Next, the group went to the Discovery Bay Research Lab, where the team worked with the St. Ann Disability Association, a grassroots disability rights advocacy organization that recently acquired its own farm, which they have turned into an agricultural cooperative. A favorite memory of one student who participated in the program, Abby Horton, was participating in water aerobics with the Runaway Bay Senior Club. Abby shared a special moment with one of the senior citizens, Dolores, who was scared to participate without the help of her daughter, who is normally there. (A picture of Abby and Dolores is shown below). I asked Abby what her biggest takeaway from this Study Abroad program was and she said, “The people of Jamaica were so warm and welcoming and so excited to share their culture and it makes me want to be proud of what I do and share my work.”

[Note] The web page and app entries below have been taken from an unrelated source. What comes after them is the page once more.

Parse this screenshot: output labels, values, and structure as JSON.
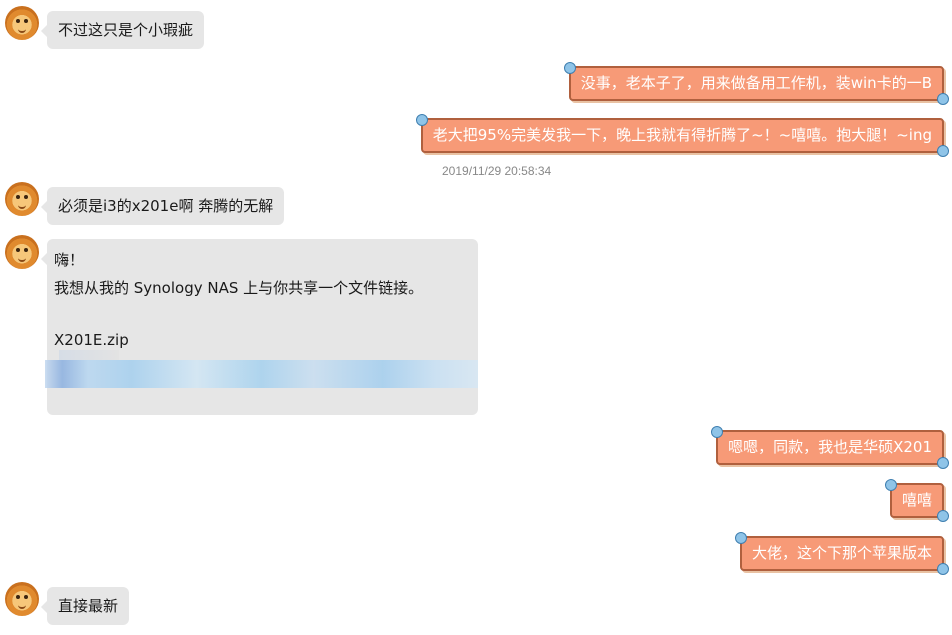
{
  "messages": [
    {
      "id": "m1",
      "side": "in",
      "text": "不过这只是个小瑕疵"
    },
    {
      "id": "m2",
      "side": "out",
      "text": "没事，老本子了，用来做备用工作机，装win卡的一B"
    },
    {
      "id": "m3",
      "side": "out",
      "text": "老大把95%完美发我一下，晚上我就有得折腾了~！~嘻嘻。抱大腿！~ing"
    },
    {
      "id": "m4",
      "side": "in",
      "text": "必须是i3的x201e啊 奔腾的无解"
    },
    {
      "id": "m6",
      "side": "out",
      "text": "嗯嗯，同款，我也是华硕X201"
    },
    {
      "id": "m7",
      "side": "out",
      "text": "嘻嘻"
    },
    {
      "id": "m8",
      "side": "out",
      "text": "大佬，这个下那个苹果版本"
    },
    {
      "id": "m9",
      "side": "in",
      "text": "直接最新"
    }
  ],
  "timestamp": "2019/11/29 20:58:34",
  "share_card": {
    "greeting": "嗨！",
    "body": "我想从我的 Synology NAS 上与你共享一个文件链接。",
    "filename": "X201E.zip"
  },
  "colors": {
    "incoming_bubble": "#e6e6e6",
    "outgoing_bubble": "#f79a77",
    "outgoing_border": "#b0603e",
    "timestamp": "#888888"
  },
  "icons": {
    "avatar": "lion-avatar-icon"
  }
}
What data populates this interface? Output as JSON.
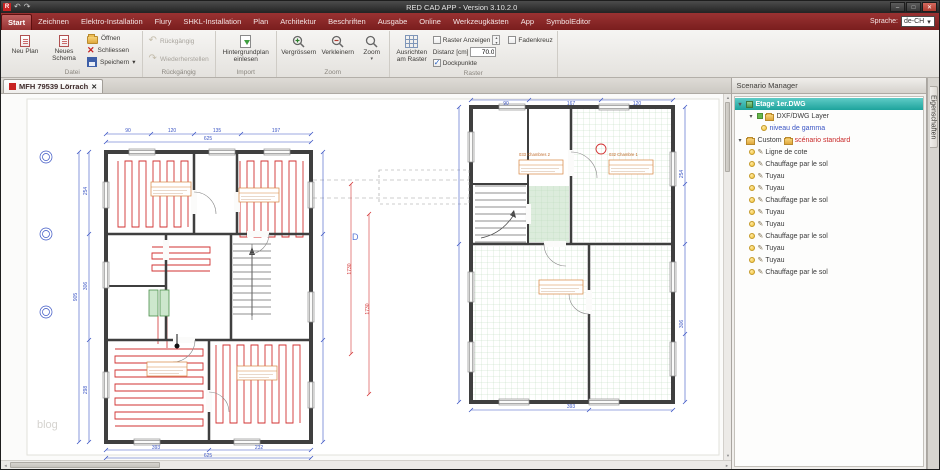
{
  "window": {
    "title": "RED CAD APP - Version 3.10.2.0",
    "logo_letter": "R",
    "controls": {
      "minimize": "–",
      "maximize": "□",
      "close": "✕"
    }
  },
  "icons": {
    "caret": "▾",
    "arrow_down": "▾",
    "arrow_right": "▸",
    "pencil": "✎",
    "undo": "↶",
    "redo": "↷",
    "up": "▲",
    "down": "▼",
    "left": "◄",
    "right": "►"
  },
  "menubar": {
    "tabs": [
      "Start",
      "Zeichnen",
      "Elektro-Installation",
      "Flury",
      "SHKL-Installation",
      "Plan",
      "Architektur",
      "Beschriften",
      "Ausgabe",
      "Online",
      "Werkzeugkästen",
      "App",
      "SymbolEditor"
    ],
    "active_tab": "Start",
    "language_label": "Sprache:",
    "language_value": "de-CH"
  },
  "ribbon": {
    "datei": {
      "label": "Datei",
      "new_plan": "Neu Plan",
      "new_schema": "Neues Schema",
      "open": "Öffnen",
      "close": "Schliessen",
      "save": "Speichern"
    },
    "rueckgaengig": {
      "label": "Rückgängig",
      "undo": "Rückgängig",
      "redo": "Wiederherstellen"
    },
    "import": {
      "label": "Import",
      "background_plan": "Hintergrundplan einlesen"
    },
    "zoom": {
      "label": "Zoom",
      "zoom_in": "Vergrössern",
      "zoom_out": "Verkleinern",
      "zoom": "Zoom"
    },
    "raster": {
      "label": "Raster",
      "align": "Ausrichten am Raster",
      "show_raster": "Raster Anzeigen",
      "crosshair": "Fadenkreuz",
      "distance_label": "Distanz [cm]",
      "distance_value": "70.0",
      "dock_points": "Dockpunkte"
    }
  },
  "document": {
    "tab_title": "MFH 79539 Lörrach",
    "close_glyph": "✕"
  },
  "canvas": {
    "axis_label_d": "D",
    "watermark": "blog",
    "room_labels": [
      "033 Chambres 2",
      "032 Chambre 1"
    ],
    "dims": [
      "90",
      "120",
      "135",
      "197",
      "625",
      "254",
      "306",
      "298",
      "905",
      "393",
      "232",
      "625",
      "90",
      "167",
      "120",
      "254",
      "306",
      "393",
      "1730",
      "1730"
    ]
  },
  "scenario": {
    "title": "Scenario Manager",
    "root": "Etage 1er.DWG",
    "layer": "DXF/DWG Layer",
    "level": "niveau de gamma",
    "custom_label": "Custom",
    "scenario_name": "scénario standard",
    "items": [
      "Ligne de cote",
      "Chauffage par le sol",
      "Tuyau",
      "Tuyau",
      "Chauffage par le sol",
      "Tuyau",
      "Tuyau",
      "Chauffage par le sol",
      "Tuyau",
      "Tuyau",
      "Chauffage par le sol"
    ]
  },
  "properties_tab": "Eigenschaften"
}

The final stop was in the Central Mountains of Jamaica, where the group stayed in the Jamaican Deaf Village. In this community, deaf individuals and their families can come and live for several years. The Deaf Village is a place where Jamaican Sign Language dominates, and many of the community residents and Deaf persons from the surrounding area work in a variety of economic enterprises ranging from raising livestock to furniture making and a sewing cooperative. While staying in the Mandeville area at the village, the team worked with Intergenerational Jamaica, a senior citizens advocacy organization, and visited schools where senior citizens act as mentors, grassroots organizations, and the Ebenezer House, a home for
older men who are homeless or abandoned by their families. These men often have severe mental health conditions and are often recovering from substance addiction. At the Ebenezer House, these men can learn to take care of themselves and get jobs. These men stay at the home free of charge and focus on their mental and physical health. This house is run completely by volunteers, often older people who are looking to give back to their community. A student on the trip, Jocelyn Youn, commented that “it really feels like everyone cares about each other, there are even days that it is open to the public and anyone can come in and take a shower.”